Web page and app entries
◇ ◇ ◇ ◇ ◇

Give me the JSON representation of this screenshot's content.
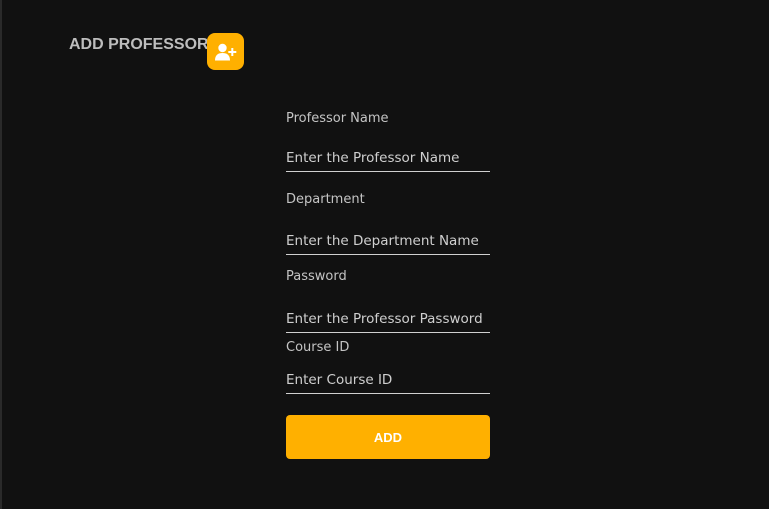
{
  "header": {
    "title": "ADD PROFESSOR",
    "icon": "user-plus-icon",
    "accent_color": "#ffb000"
  },
  "form": {
    "fields": [
      {
        "label": "Professor Name",
        "value": "",
        "placeholder": "Enter the Professor Name"
      },
      {
        "label": "Department",
        "value": "",
        "placeholder": "Enter the Department Name"
      },
      {
        "label": "Password",
        "value": "",
        "placeholder": "Enter the Professor Password"
      },
      {
        "label": "Course ID",
        "value": "",
        "placeholder": "Enter Course ID"
      }
    ],
    "submit_label": "ADD"
  },
  "colors": {
    "background": "#111111",
    "accent": "#ffb000",
    "text": "#c4c4c4"
  }
}
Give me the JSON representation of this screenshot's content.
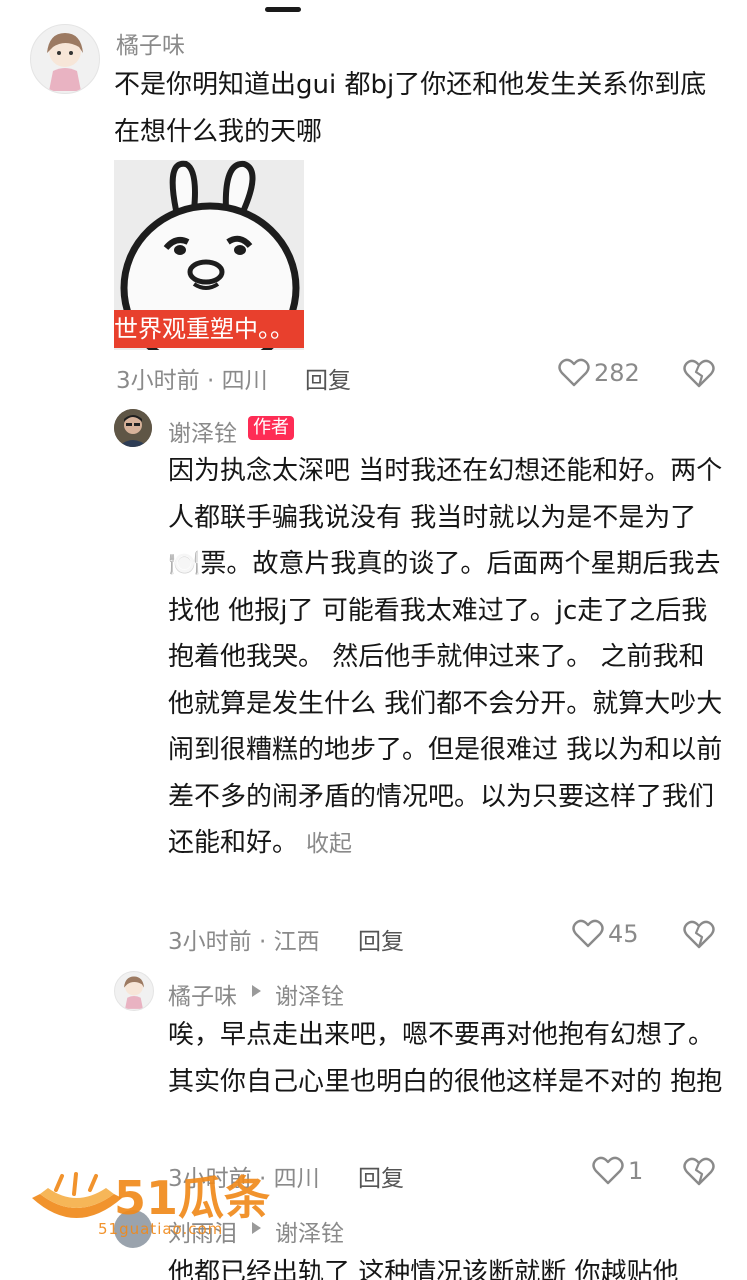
{
  "comments": [
    {
      "author": "橘子味",
      "text": "不是你明知道出gui 都bj了你还和他发生关系你到底在想什么我的天哪",
      "sticker_caption": "世界观重塑中。。",
      "time": "3小时前 · 四川",
      "reply_label": "回复",
      "likes": "282",
      "replies": [
        {
          "author": "谢泽铨",
          "author_badge": "作者",
          "text": "因为执念太深吧 当时我还在幻想还能和好。两个人都联手骗我说没有   我当时就以为是不是为了🍽️票。故意片我真的谈了。后面两个星期后我去找他 他报j了 可能看我太难过了。jc走了之后我抱着他我哭。 然后他手就伸过来了。     之前我和他就算是发生什么 我们都不会分开。就算大吵大闹到很糟糕的地步了。但是很难过    我以为和以前差不多的闹矛盾的情况吧。以为只要这样了我们还能和好。",
          "collapse_label": "收起",
          "time": "3小时前 · 江西",
          "reply_label": "回复",
          "likes": "45"
        },
        {
          "author": "橘子味",
          "reply_to": "谢泽铨",
          "text": "唉，早点走出来吧，嗯不要再对他抱有幻想了。其实你自己心里也明白的很他这样是不对的 抱抱",
          "time": "3小时前 · 四川",
          "reply_label": "回复",
          "likes": "1"
        },
        {
          "author": "刘雨泪",
          "reply_to": "谢泽铨",
          "text": "他都已经出轨了 这种情况该断就断 你越贴他"
        }
      ]
    }
  ],
  "watermark": {
    "brand": "51瓜条",
    "url": "51guatiao.com"
  }
}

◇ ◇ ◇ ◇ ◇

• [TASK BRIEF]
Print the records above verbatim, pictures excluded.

• [OUTPUT BELOW]
Give me the JSON representation of this screenshot's content.
{
  "header": {
    "title": "ADD PROFESSOR",
    "icon": "user-plus-icon",
    "accent_color": "#ffb000"
  },
  "form": {
    "fields": [
      {
        "label": "Professor Name",
        "value": "",
        "placeholder": "Enter the Professor Name"
      },
      {
        "label": "Department",
        "value": "",
        "placeholder": "Enter the Department Name"
      },
      {
        "label": "Password",
        "value": "",
        "placeholder": "Enter the Professor Password"
      },
      {
        "label": "Course ID",
        "value": "",
        "placeholder": "Enter Course ID"
      }
    ],
    "submit_label": "ADD"
  },
  "colors": {
    "background": "#111111",
    "accent": "#ffb000",
    "text": "#c4c4c4"
  }
}
Give me the JSON representation of this screenshot's content.
{
  "comments": [
    {
      "author": "橘子味",
      "text": "不是你明知道出gui 都bj了你还和他发生关系你到底在想什么我的天哪",
      "sticker_caption": "世界观重塑中。。",
      "time": "3小时前 · 四川",
      "reply_label": "回复",
      "likes": "282",
      "replies": [
        {
          "author": "谢泽铨",
          "author_badge": "作者",
          "text": "因为执念太深吧 当时我还在幻想还能和好。两个人都联手骗我说没有   我当时就以为是不是为了🍽️票。故意片我真的谈了。后面两个星期后我去找他 他报j了 可能看我太难过了。jc走了之后我抱着他我哭。 然后他手就伸过来了。     之前我和他就算是发生什么 我们都不会分开。就算大吵大闹到很糟糕的地步了。但是很难过    我以为和以前差不多的闹矛盾的情况吧。以为只要这样了我们还能和好。",
          "collapse_label": "收起",
          "time": "3小时前 · 江西",
          "reply_label": "回复",
          "likes": "45"
        },
        {
          "author": "橘子味",
          "reply_to": "谢泽铨",
          "text": "唉，早点走出来吧，嗯不要再对他抱有幻想了。其实你自己心里也明白的很他这样是不对的 抱抱",
          "time": "3小时前 · 四川",
          "reply_label": "回复",
          "likes": "1"
        },
        {
          "author": "刘雨泪",
          "reply_to": "谢泽铨",
          "text": "他都已经出轨了 这种情况该断就断 你越贴他"
        }
      ]
    }
  ],
  "watermark": {
    "brand": "51瓜条",
    "url": "51guatiao.com"
  }
}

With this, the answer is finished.